Activity —
From the entries, copy out every line in which the word "subtitle" is found.

Dataset rows describing interfaces:
━━━━

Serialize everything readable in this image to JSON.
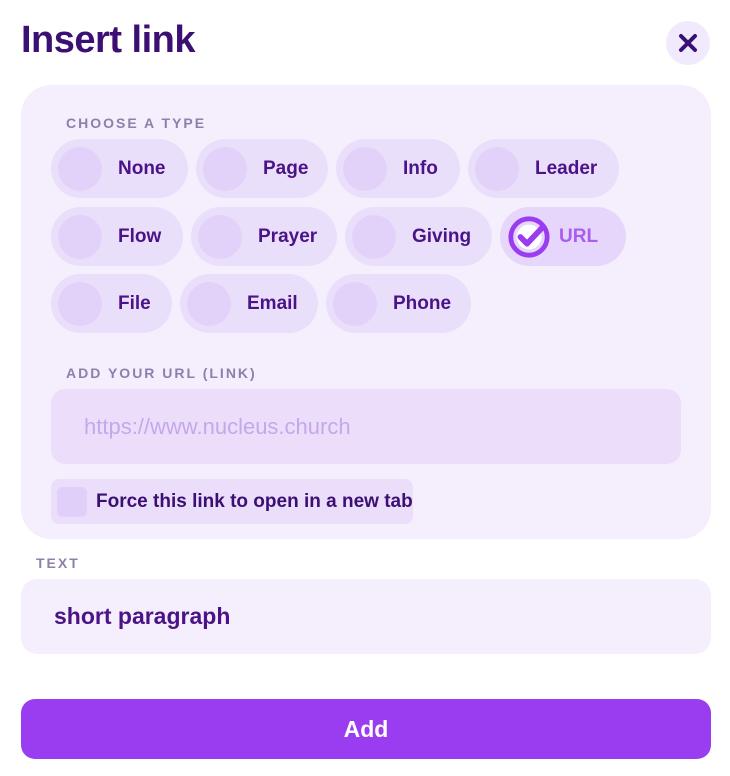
{
  "dialog": {
    "title": "Insert link",
    "close_icon": "close-icon"
  },
  "type_section": {
    "label": "CHOOSE A TYPE",
    "rows": [
      [
        {
          "label": "None",
          "selected": false
        },
        {
          "label": "Page",
          "selected": false
        },
        {
          "label": "Info",
          "selected": false
        },
        {
          "label": "Leader",
          "selected": false
        }
      ],
      [
        {
          "label": "Flow",
          "selected": false
        },
        {
          "label": "Prayer",
          "selected": false
        },
        {
          "label": "Giving",
          "selected": false
        },
        {
          "label": "URL",
          "selected": true,
          "icon": "check-circle-icon"
        }
      ],
      [
        {
          "label": "File",
          "selected": false
        },
        {
          "label": "Email",
          "selected": false
        },
        {
          "label": "Phone",
          "selected": false
        }
      ]
    ]
  },
  "url_section": {
    "label": "ADD YOUR URL (LINK)",
    "value": "",
    "placeholder": "https://www.nucleus.church",
    "force_new_tab_label": "Force this link to open in a new tab",
    "force_new_tab_checked": false
  },
  "text_section": {
    "label": "TEXT",
    "value": "short paragraph"
  },
  "actions": {
    "add_label": "Add"
  },
  "colors": {
    "title": "#3b0f73",
    "accent": "#9a3df0",
    "selected_label": "#a85ef0",
    "panel_bg": "#f5effd"
  }
}
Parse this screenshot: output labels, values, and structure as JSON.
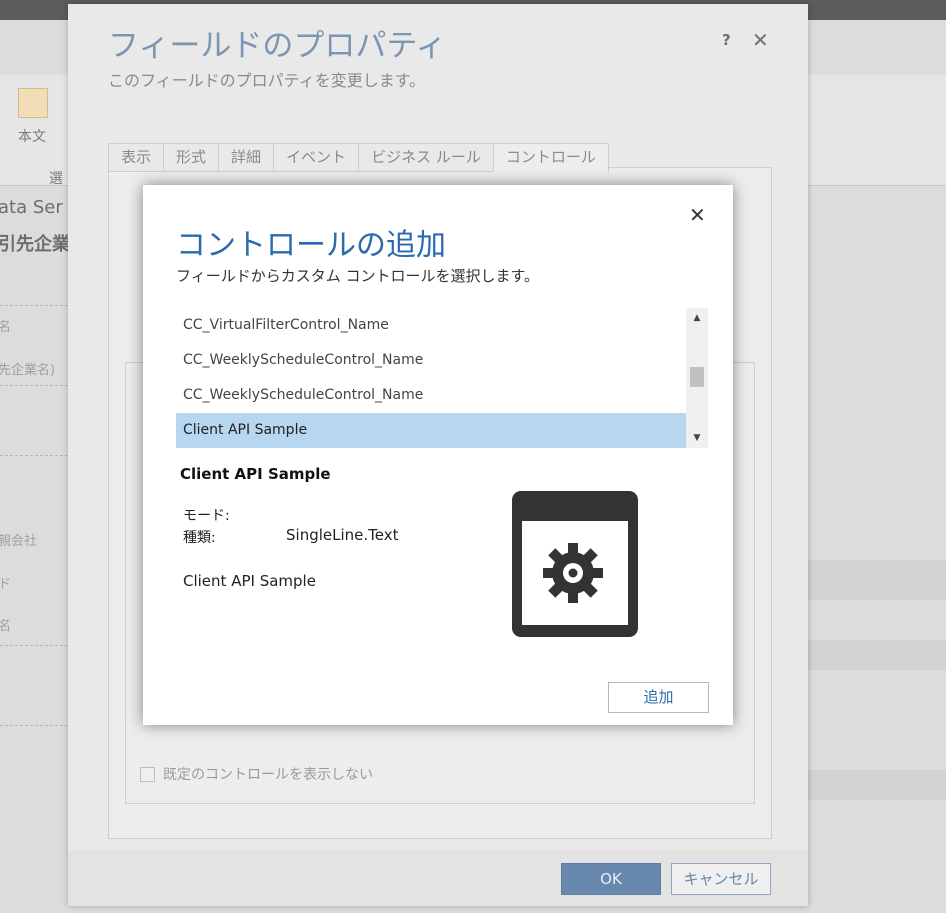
{
  "background": {
    "ribbon_label": "本文",
    "ribbon_label2": "選",
    "left_text1": "ata Ser",
    "left_text2": "引先企業",
    "left_text3": "名",
    "left_text4": "先企業名)",
    "left_text5": "親会社",
    "left_text6": "ド",
    "left_text7": "名"
  },
  "field_dialog": {
    "title": "フィールドのプロパティ",
    "subtitle": "このフィールドのプロパティを変更します。",
    "help": "?",
    "close": "✕",
    "tabs": [
      {
        "label": "表示"
      },
      {
        "label": "形式"
      },
      {
        "label": "詳細"
      },
      {
        "label": "イベント"
      },
      {
        "label": "ビジネス ルール"
      },
      {
        "label": "コントロール"
      }
    ],
    "hide_default_checkbox_label": "既定のコントロールを表示しない",
    "ok_label": "OK",
    "cancel_label": "キャンセル"
  },
  "add_control_dialog": {
    "close": "✕",
    "title": "コントロールの追加",
    "subtitle": "フィールドからカスタム コントロールを選択します。",
    "list_items": [
      {
        "label": "CC_VirtualFilterControl_Name"
      },
      {
        "label": "CC_WeeklyScheduleControl_Name"
      },
      {
        "label": "CC_WeeklyScheduleControl_Name"
      },
      {
        "label": "Client API Sample"
      }
    ],
    "selected_index": 3,
    "scroll_up": "▲",
    "scroll_down": "▼",
    "detail": {
      "name": "Client API Sample",
      "mode_label": "モード:",
      "mode_value": "",
      "type_label": "種類:",
      "type_value": "SingleLine.Text",
      "description": "Client API Sample"
    },
    "icon": "control-gear-icon",
    "add_label": "追加"
  },
  "colors": {
    "accent": "#2a6bb0",
    "selected_row": "#b7d6f0",
    "ok_button": "#6888ad"
  }
}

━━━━

Solved exercise —
    "subtitle": "このフィールドのプロパティを変更します。",
    "subtitle": "フィールドからカスタム コントロールを選択します。",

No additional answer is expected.